The family of a New Zealand woman who died with three others in an accident on an Australian theme park ride say they are devastated by her death.
Cindy Low, 42, was killed along with Australians Kate Goodchild, her brother Luke Dorsett and his partner Roozbeh Araghi when the ride at Dreamworld on the Gold Coast malfunctioned just after 2pm (5pm NZT) on Tuesday.
Ms Low has been reported as being originally from Kawerau and a long-term resident of Australia.
In a statement, her family said they were devastated and traumatised by her death and asked for privacy.
Family of Dreamworld ride victim Cindy Low have released a statement pic.twitter.com/GfUHQNXnmd— Rachel Olding (@rachelolding) October 26, 2016
Authorities said the disaster occurred when two rafts hit one another at the end of the ride, tipping one backwards.
Two people were flung from the raft and two became trapped on the conveyor belt of the ride, which was marketed as a family-friendly thrill that two-year-olds were allowed on.
A boy and a girl, aged 10 and 12, were on the same raft but managed to escape "through the providence of God or somebody", Police Assistant Commissioner Brian Codd said.
WATCH: The Australian Workers' Union's Ben Swan tells Checkpoint with John Campbell that Dreamworld's management failed to take staff concerns about operations and maintenance seriously:
The ride will likely remain a crime scene for two or three days, and police said they would not rush the investigation.
Dreamworld chief executive Craig Davidson joined a group of staff in laying a wreath near the park entrance this afternoon.
He said the two young children who survived would have the park's full support in the future.
Tributes flow for victims
Tributes for Ms Goodchild, Mr Dorsett and Mr Araghi have emerged from federal government departments in Canberra, where the siblings worked for the Department of Human Services and Mr Araghi with the Australian Bureau of Statistics.
Federal senator Sam Dastyari and broadcaster Patricia Karvelas were two of the many friends who paid tribute to the Canberra family.
The senator said he was raised alongside Mr Araghi, known as Roozi, whose father helped paved the way for his own move from Iran to Australia.
"I'm devastated that such a caring, loving, sweet and sensitive friend has been lost," Mr Dastyari wrote on Twitter.
"I'm angry that this could happen at a venue like Dreamworld."
In a statement, the Australian Bureau of Statistics said the organisation was devastated, describing Mr Araghi as a hardworking member of the communications team "who brought joy and fun to the workplace".
He had also edited the University of Sydney student newspaper, Honi Soit, in 2000.
Ms Goodchild and Mr Dorsett worked at the Department of Human Services.
WATCH: A New Zealand woman tells Checkpoint there were technical issues on the same ride when she was on it last week:
The department said staff were "in mourning after losing two valued employees".
"Kate and Luke were well-liked and respected by their colleagues and will be greatly missed," Department of Human Services secretary Kathryn Campbell said in a statement.
"I would like to offer my heartfelt condolences to the families, friends and colleagues of Luke and Kate at this devastating time."
ABC radio presenter Patricia Karvelas was friends with Mr Araghi and Mr Dorsett, who she said were the most loyal of friends.
"They never missed one of my girls' birthdays.

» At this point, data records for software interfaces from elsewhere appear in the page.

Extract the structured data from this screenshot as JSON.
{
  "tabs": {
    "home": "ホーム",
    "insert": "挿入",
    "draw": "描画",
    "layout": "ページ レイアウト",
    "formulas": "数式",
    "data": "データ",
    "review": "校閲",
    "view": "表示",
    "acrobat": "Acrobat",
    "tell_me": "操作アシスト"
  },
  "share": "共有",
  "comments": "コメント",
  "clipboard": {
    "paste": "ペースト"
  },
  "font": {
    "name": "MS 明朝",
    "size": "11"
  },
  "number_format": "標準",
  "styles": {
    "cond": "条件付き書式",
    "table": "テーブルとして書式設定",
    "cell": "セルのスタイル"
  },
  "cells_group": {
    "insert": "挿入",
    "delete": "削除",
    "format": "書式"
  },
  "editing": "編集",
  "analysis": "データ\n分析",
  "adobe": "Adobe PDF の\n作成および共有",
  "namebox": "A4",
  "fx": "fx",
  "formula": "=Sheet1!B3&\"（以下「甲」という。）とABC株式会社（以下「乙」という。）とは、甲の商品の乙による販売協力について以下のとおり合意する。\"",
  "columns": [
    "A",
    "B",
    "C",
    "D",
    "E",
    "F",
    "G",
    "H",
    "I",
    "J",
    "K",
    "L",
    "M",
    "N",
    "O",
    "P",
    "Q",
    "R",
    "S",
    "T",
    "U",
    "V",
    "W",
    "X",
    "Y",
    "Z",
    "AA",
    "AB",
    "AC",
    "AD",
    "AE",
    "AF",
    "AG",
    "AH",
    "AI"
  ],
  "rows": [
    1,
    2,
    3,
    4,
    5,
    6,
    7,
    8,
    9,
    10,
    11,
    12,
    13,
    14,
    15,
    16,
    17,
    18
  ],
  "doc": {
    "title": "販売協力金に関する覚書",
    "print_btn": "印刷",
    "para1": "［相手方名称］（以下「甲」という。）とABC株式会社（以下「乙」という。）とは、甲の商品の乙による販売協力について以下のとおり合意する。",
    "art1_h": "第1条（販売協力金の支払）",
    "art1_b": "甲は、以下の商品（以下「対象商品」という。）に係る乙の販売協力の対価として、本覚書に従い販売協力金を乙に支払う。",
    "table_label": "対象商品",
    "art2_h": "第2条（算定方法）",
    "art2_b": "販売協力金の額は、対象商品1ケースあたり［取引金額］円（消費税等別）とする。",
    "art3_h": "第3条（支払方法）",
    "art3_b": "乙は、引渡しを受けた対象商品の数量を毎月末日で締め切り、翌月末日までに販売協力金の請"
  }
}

They never forgot to check in," she said. "Words fail me."
The Chaser co-founder Dominic Knight, who went to university with Mr Araghi, praised his wit and love of music.
"A passionate, funny, brilliant man with an unquenchable love of retro pop," he wrote on Twitter.
ACT Chief Minister Andrew Barr also offered his personal condolences to the families involved on behalf of all Canberrans, saying many in the community had "been impacted by this terrible news".
- ABC / RNZ